- Career Exploration
- Jobs and Internships
- Graduate School and Pre-Professional Programs
- International Study and Work
- Public Interest Opportunities
Keep yourself informed! To receive direct information about special law-related events and opportunities, select all "law" categories under Career Preferences in your Quest profile.
And be sure to watch the Career Center calendar for information about law school workshops, visits by law school representatives, and other events.
Is there a "Pre-Law" course of study?
Students often ask if there are specific courses or a particular course of study they should take in order to have a better chance of getting into law school. The answer, on the surface, is no. Although LJST, Political Science and Economics are three of the most common majors for applicants, law schools accept applicants regardless of their major and across the full spectrum of majors. They do, however, like to see a combination of strength in one or two major areas, along with a good breadth of other course choices. If you are intent on attending law school, choose courses which encourage your life as a reader and a thinker--law schools choose their students based on evidence of “being able to do well in law school,” which is sometimes interpreted as “being capable of thinking like a lawyer.”
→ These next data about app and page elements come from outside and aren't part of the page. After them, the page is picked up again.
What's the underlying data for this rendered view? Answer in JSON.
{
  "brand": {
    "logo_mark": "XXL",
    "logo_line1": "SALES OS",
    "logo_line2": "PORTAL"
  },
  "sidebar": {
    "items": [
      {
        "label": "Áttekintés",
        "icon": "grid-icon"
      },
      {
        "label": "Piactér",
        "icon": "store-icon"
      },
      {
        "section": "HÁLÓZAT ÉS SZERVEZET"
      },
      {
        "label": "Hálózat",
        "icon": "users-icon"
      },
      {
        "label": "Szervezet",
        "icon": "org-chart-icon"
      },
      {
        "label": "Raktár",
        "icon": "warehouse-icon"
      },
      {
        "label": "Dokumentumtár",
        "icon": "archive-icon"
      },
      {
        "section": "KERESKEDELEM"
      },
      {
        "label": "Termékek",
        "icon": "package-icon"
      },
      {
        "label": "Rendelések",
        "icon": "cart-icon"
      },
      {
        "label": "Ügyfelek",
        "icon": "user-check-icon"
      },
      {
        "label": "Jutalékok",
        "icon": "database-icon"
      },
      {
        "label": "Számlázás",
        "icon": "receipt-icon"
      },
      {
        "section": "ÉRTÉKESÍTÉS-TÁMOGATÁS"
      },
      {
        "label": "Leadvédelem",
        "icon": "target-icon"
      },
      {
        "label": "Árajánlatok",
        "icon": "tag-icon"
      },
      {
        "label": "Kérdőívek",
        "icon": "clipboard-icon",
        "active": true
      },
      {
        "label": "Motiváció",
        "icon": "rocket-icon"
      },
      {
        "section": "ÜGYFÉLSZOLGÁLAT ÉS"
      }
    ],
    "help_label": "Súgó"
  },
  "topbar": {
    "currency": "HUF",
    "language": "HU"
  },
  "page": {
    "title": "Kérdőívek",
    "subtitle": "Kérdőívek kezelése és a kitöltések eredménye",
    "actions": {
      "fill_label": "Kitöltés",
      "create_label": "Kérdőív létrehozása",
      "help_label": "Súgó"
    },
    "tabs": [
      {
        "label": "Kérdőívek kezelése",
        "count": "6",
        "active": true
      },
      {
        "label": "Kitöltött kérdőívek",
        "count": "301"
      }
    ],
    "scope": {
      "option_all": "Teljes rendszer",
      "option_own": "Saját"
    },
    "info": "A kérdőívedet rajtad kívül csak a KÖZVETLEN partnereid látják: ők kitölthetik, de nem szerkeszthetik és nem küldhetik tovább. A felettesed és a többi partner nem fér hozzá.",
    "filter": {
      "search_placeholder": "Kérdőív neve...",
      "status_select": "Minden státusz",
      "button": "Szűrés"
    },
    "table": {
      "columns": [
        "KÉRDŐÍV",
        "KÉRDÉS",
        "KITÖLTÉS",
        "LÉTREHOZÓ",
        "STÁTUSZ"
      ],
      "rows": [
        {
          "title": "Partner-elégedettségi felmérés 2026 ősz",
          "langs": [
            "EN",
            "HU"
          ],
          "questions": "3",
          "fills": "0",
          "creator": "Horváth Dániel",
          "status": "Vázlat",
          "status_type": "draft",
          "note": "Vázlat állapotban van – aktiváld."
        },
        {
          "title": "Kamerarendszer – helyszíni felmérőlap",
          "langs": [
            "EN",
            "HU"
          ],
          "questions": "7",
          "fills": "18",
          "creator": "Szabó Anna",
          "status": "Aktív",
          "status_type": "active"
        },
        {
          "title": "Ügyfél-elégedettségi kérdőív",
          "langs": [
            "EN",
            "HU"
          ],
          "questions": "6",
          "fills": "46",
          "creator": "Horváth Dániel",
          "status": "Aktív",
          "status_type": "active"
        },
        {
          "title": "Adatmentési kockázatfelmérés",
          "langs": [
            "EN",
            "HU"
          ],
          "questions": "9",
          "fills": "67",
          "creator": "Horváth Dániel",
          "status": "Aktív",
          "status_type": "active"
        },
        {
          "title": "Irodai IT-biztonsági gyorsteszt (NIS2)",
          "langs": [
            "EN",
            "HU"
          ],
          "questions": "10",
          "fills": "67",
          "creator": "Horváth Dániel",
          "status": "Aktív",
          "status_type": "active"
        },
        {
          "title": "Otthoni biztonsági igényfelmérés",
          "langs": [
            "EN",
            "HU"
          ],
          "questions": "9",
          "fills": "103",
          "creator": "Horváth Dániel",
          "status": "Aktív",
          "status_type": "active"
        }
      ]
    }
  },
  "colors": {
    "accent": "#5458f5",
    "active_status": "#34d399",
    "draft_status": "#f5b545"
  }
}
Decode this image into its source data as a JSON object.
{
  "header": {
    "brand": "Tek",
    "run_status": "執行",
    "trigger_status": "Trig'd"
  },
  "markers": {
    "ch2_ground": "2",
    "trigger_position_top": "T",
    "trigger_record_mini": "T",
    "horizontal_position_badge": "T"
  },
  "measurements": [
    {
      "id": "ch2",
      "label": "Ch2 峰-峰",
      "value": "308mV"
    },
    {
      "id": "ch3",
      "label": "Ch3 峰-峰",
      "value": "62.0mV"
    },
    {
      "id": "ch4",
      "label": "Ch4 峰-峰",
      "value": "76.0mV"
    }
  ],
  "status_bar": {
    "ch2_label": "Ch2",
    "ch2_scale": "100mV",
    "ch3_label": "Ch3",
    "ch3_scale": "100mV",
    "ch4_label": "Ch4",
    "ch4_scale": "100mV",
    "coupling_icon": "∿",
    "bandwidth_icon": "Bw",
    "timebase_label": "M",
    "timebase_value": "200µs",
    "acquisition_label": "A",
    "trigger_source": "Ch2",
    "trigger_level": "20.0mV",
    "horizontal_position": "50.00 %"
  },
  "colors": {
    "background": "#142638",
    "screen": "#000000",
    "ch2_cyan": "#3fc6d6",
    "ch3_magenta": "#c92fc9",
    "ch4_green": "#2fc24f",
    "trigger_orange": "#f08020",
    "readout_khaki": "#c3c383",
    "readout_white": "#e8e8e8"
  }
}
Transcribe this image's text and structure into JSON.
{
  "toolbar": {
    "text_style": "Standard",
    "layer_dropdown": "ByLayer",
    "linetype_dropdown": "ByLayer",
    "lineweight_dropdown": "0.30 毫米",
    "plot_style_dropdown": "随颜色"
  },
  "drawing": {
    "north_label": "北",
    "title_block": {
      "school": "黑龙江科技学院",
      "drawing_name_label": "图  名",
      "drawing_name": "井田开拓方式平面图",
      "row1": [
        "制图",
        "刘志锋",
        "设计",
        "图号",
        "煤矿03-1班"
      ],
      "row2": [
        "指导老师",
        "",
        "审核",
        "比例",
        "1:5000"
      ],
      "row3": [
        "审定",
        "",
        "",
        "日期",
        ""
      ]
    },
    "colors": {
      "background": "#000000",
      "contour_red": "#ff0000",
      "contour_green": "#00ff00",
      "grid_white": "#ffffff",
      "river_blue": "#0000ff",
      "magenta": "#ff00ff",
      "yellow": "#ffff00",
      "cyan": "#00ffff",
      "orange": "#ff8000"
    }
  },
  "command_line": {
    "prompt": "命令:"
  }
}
One very important element of your law school application will be your resume, as an indication of the non-academic work and activities which, along with your coursework, make up who you are as a law school candidate. Become actively involved in the things which truly interest you, but beware of more casual “dabbling” in activities just to beef up your law school resume. Law schools are interested in seeing “the whole person,” and will appreciate a background which shows depth and commitment to the world around you.
Should I apply to law school now or later?
Think carefully about this decision -- circumstances vary from student to student.
If you're feeling unsure as to whether or not you wish to attend law school the fall after you graduate, it may be best to give yourself time before going through the law school application process, which is expensive and time-consuming. Consider carefully whether your senior year academic commitments and other activities might be compromised by this process -- applying to law school in your senior year is often considered to be as much work as taking an additional course.
If you're considering waiting to apply, you should know that, historically, people who have been out of college for a year or more have a slight edge in law school admissions - law schools have appreciated candidates who have a bit more experience and maturity. However, Amherst's graduating seniors do very well in the applications process, so don't let this deter you if you genuinely wish to go right on to law school.
Many seniors apply to law school knowing that they want to defer. Many law schools don't like this practice much, and some offer deferrals only for compelling reasons. (You must check with individual law schools about their deferral policy – these can vary widely from school to school.) It is considered better to wait to apply until the year before which you want to begin law school, for a number of reasons. Obviously, there are circumstances in which a graduating senior would want or need to defer a law school acceptance, but, in general, it is better not to apply with deferral as a goal.
How do I go about the application process?
These web pages should provide most of the information you need to understand the process and complete your application. The Prelaw Advisor is available to talk with you about questions specific to your own situation and to assist you in many ways. Read these web pages thoroughly. If you have further questions, make an appointment with the Prelaw Advisor by calling the Front Desk of the Career Center, x2265, or drop by during the Prelaw Advisor's Open Hours from 2 - 4 p.m. on Thursdays during the academic year.